And to those young pitchers, willing to have Tommy John done prior to injury in hopes of gaining an advantage, Heckler is adamantly opposed.
“It’s not an uncommon thing that we hear that the surgically repaired joint is stronger than it was before, and stronger than the other arm, or shoulder. We hear it after all types of surgeries.
“But I don’t believe that a reconstruction is stronger than the tissue that God gave you. What I do believe is that because athletes go through a year-long rehab and strengthening process they come back stronger than before they were injured. If they’re dedicated, and committed, they can come back stronger than before. But it’s the rare athlete that puts in that kind of time and commitment, especially at the high school level. You have to be laser-focused for nine or ten months to go through the sweat and pain, and that kind of commitment is rare.
“Now there are tests that show that surgery can create a stronger tensile strength ligament. But I believe that the vast majority of that phenomenon is related to the athlete’s dedication to training, focus, and preparation.”
You find numerous athletes who have been repaired by the OASWO group, and Matt Heckler, who swear by their expertise and bedside manner to repair, encourage, and give them back their competitive opportunity.
Expansion of orthopedic medicine has been impressive, and dramatic, along with his Orthopedic Associates of Southwestern Ohio group.
“I’m now training young surgeons, and I want them to be even better than me,” he says with no shortage of pride. “Every generation should be, because the service that Wilson Sports Medicine provides is important, and I’ve made Shelby County my focus. Like any relationship, it either grows or it doesn’t, and this one has obviously grown. You have to have people’s trust – parents – that we can treat and keep their kids healthy and competitive. Our reputation carries us.”

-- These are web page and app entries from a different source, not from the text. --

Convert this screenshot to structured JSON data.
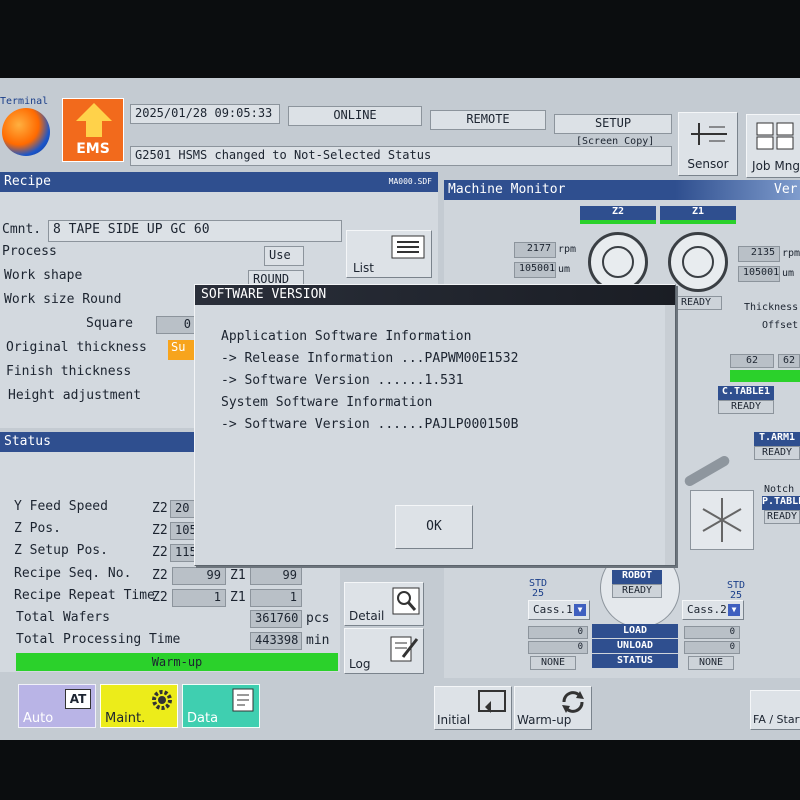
{
  "top": {
    "terminal": "Terminal",
    "ems": "EMS",
    "datetime": "2025/01/28 09:05:33",
    "online": "ONLINE",
    "remote": "REMOTE",
    "setup": "SETUP",
    "screen_copy": "[Screen Copy]",
    "message": "G2501  HSMS changed to Not-Selected Status",
    "sensor": "Sensor",
    "job_mng": "Job Mng"
  },
  "recipe": {
    "title": "Recipe",
    "file": "MA000.SDF",
    "comment_label": "Cmnt.",
    "comment_value": "8 TAPE SIDE UP GC  60",
    "process_label": "Process",
    "process_value": "Use",
    "work_shape_label": "Work shape",
    "work_shape_value": "ROUND",
    "work_size_label": "Work size Round",
    "square_label": "Square",
    "square_value": "0",
    "orig_thick_label": "Original thickness",
    "orig_thick_value": "Su",
    "finish_thick_label": "Finish thickness",
    "height_adj_label": "Height adjustment",
    "list_button": "List"
  },
  "status": {
    "title": "Status",
    "y_feed_label": "Y Feed Speed",
    "z_pos_label": "Z Pos.",
    "z_setup_label": "Z Setup Pos.",
    "recipe_seq_label": "Recipe Seq. No.",
    "recipe_repeat_label": "Recipe Repeat Time",
    "z2": "Z2",
    "z1": "Z1",
    "y_feed_z2": "20",
    "z_pos_z2": "105",
    "z_setup_z2": "115",
    "seq_z2": "99",
    "seq_z1": "99",
    "repeat_z2": "1",
    "repeat_z1": "1",
    "total_wafers_label": "Total Wafers",
    "total_wafers_value": "361760",
    "total_wafers_unit": "pcs",
    "total_time_label": "Total Processing Time",
    "total_time_value": "443398",
    "total_time_unit": "min",
    "warmup_bar": "Warm-up",
    "detail_button": "Detail",
    "log_button": "Log"
  },
  "monitor": {
    "title": "Machine Monitor",
    "ver": "Ver.",
    "z2": "Z2",
    "z1": "Z1",
    "z2_rpm": "2177",
    "z2_um": "105001",
    "z1_rpm": "2135",
    "z1_um": "105001",
    "rpm_unit": "rpm",
    "um_unit": "um",
    "ready": "READY",
    "thickness": "Thickness",
    "offset": "Offset",
    "gauge_a": "62",
    "gauge_b": "62",
    "ctable1": "C.TABLE1",
    "tarm1": "T.ARM1",
    "notch": "Notch",
    "ptable": "P.TABLE",
    "robot": "ROBOT",
    "std_label": "STD",
    "std_left": "25",
    "std_right": "25",
    "cass1": "Cass.1",
    "cass2": "Cass.2",
    "cass_val": "0",
    "none": "NONE",
    "load": "LOAD",
    "unload": "UNLOAD",
    "status": "STATUS"
  },
  "bottom": {
    "auto": "Auto",
    "auto_badge": "AT",
    "maint": "Maint.",
    "data": "Data",
    "initial": "Initial",
    "warmup": "Warm-up",
    "fa_start": "FA / Start"
  },
  "dialog": {
    "title": "SOFTWARE VERSION",
    "line1": "Application Software Information",
    "line2": "-> Release Information ...PAPWM00E1532",
    "line3": "-> Software Version ......1.531",
    "line4": "System Software Information",
    "line5": "-> Software Version ......PAJLP000150B",
    "ok": "OK"
  },
  "colors": {
    "header_blue": "#2f4f8f",
    "ems_orange": "#f26a1c",
    "warmup_green": "#2bd12b",
    "maint_yellow": "#ecec1a",
    "data_teal": "#3fcfb0",
    "auto_lilac": "#b9b4e6"
  }
}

He’s the same Matt Heckler that we met in 2011, just evolved with the science and better situated now in the new orthopedic medicine facility across the street. All good things evolve, he likes to say.
And trust is at the top of his list.